BEGIN

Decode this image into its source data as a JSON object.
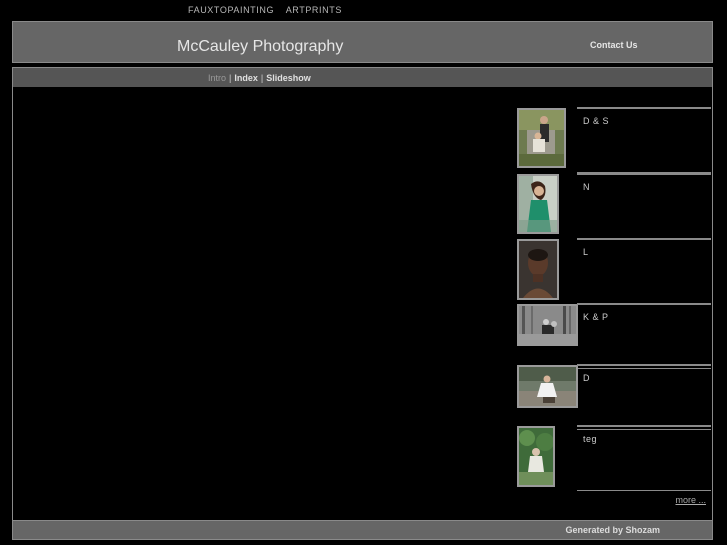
{
  "topnav": [
    "FAUXTOPAINTING",
    "ARTPRINTS"
  ],
  "header": {
    "title": "McCauley Photography",
    "contact": "Contact Us"
  },
  "tabs": {
    "intro": "Intro",
    "index": "Index",
    "slideshow": "Slideshow",
    "separator": "|"
  },
  "gallery": [
    {
      "caption": "D & S",
      "icon": "couple-portrait-photo"
    },
    {
      "caption": "N",
      "icon": "woman-green-dress-photo"
    },
    {
      "caption": "L",
      "icon": "portrait-photo"
    },
    {
      "caption": "K & P",
      "icon": "couple-bw-photo"
    },
    {
      "caption": "D",
      "icon": "woman-outdoor-photo"
    },
    {
      "caption": "teg",
      "icon": "greenery-photo"
    }
  ],
  "more": "more ...",
  "footer": "Generated by Shozam"
}
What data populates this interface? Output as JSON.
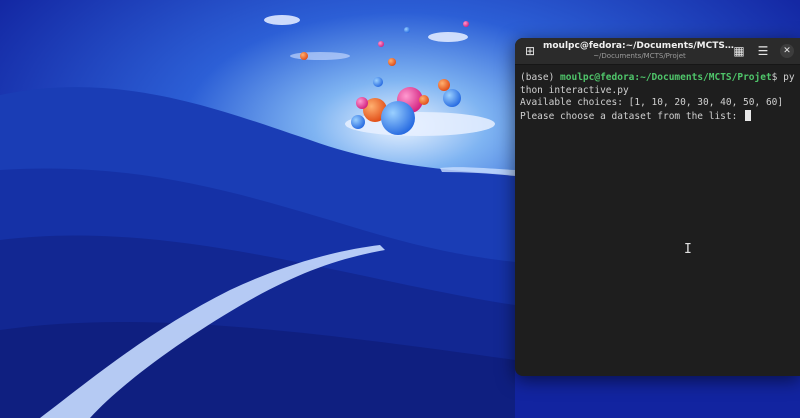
{
  "terminal": {
    "title": "moulpc@fedora:~/Documents/MCTS/Projet",
    "subtitle": "~/Documents/MCTS/Projet",
    "new_tab_icon": "new-tab-icon",
    "view_icon": "grid-view-icon",
    "menu_icon": "hamburger-menu-icon",
    "close_icon": "close-icon",
    "prompt_env": "(base) ",
    "prompt_user": "moulpc@fedora:~/Documents/MCTS/Projet",
    "prompt_symbol": "$ ",
    "command": "python interactive.py",
    "line2": "Available choices: [1, 10, 20, 30, 40, 50, 60]",
    "line3": "Please choose a dataset from the list: "
  },
  "colors": {
    "desktop_bg": "#0c1a7a",
    "terminal_bg": "#1e1e1e",
    "prompt_green": "#4fc56a"
  }
}
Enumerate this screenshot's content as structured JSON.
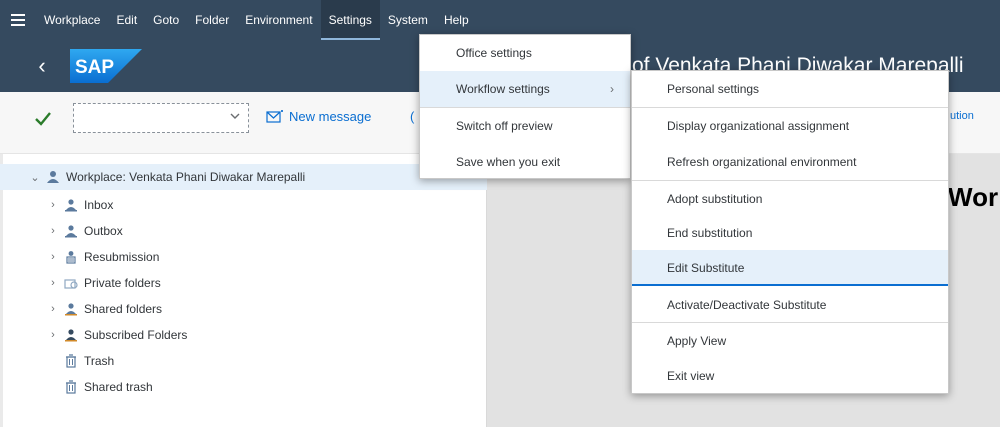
{
  "menubar": {
    "items": [
      "Workplace",
      "Edit",
      "Goto",
      "Folder",
      "Environment",
      "Settings",
      "System",
      "Help"
    ],
    "active": "Settings"
  },
  "titlebar": {
    "logo_text": "SAP",
    "title": "of Venkata Phani Diwakar Marepalli"
  },
  "toolbar": {
    "combo_value": "",
    "new_message_label": "New message",
    "right_link": "ution"
  },
  "tree": {
    "root_label": "Workplace: Venkata Phani Diwakar Marepalli",
    "items": [
      {
        "label": "Inbox",
        "expandable": true
      },
      {
        "label": "Outbox",
        "expandable": true
      },
      {
        "label": "Resubmission",
        "expandable": true
      },
      {
        "label": "Private folders",
        "expandable": true
      },
      {
        "label": "Shared folders",
        "expandable": true
      },
      {
        "label": "Subscribed Folders",
        "expandable": true
      },
      {
        "label": "Trash",
        "expandable": false
      },
      {
        "label": "Shared trash",
        "expandable": false
      }
    ]
  },
  "content": {
    "heading": "Wor"
  },
  "settings_menu": {
    "items": [
      "Office settings",
      "Workflow settings",
      "Switch off preview",
      "Save when you exit"
    ],
    "hover": "Workflow settings"
  },
  "workflow_menu": {
    "items": [
      "Personal settings",
      "Display organizational assignment",
      "Refresh organizational environment",
      "Adopt substitution",
      "End substitution",
      "Edit Substitute",
      "Activate/Deactivate Substitute",
      "Apply View",
      "Exit view"
    ],
    "selected": "Edit Substitute"
  },
  "colors": {
    "shell": "#354a5f",
    "accent": "#0a6ed1",
    "selection": "#e5f0fa"
  }
}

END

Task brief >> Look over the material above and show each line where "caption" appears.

Completed exercise >>
      "caption": "D & S",
      "caption": "N",
      "caption": "L",
      "caption": "K & P",
      "caption": "D",
      "caption": "teg",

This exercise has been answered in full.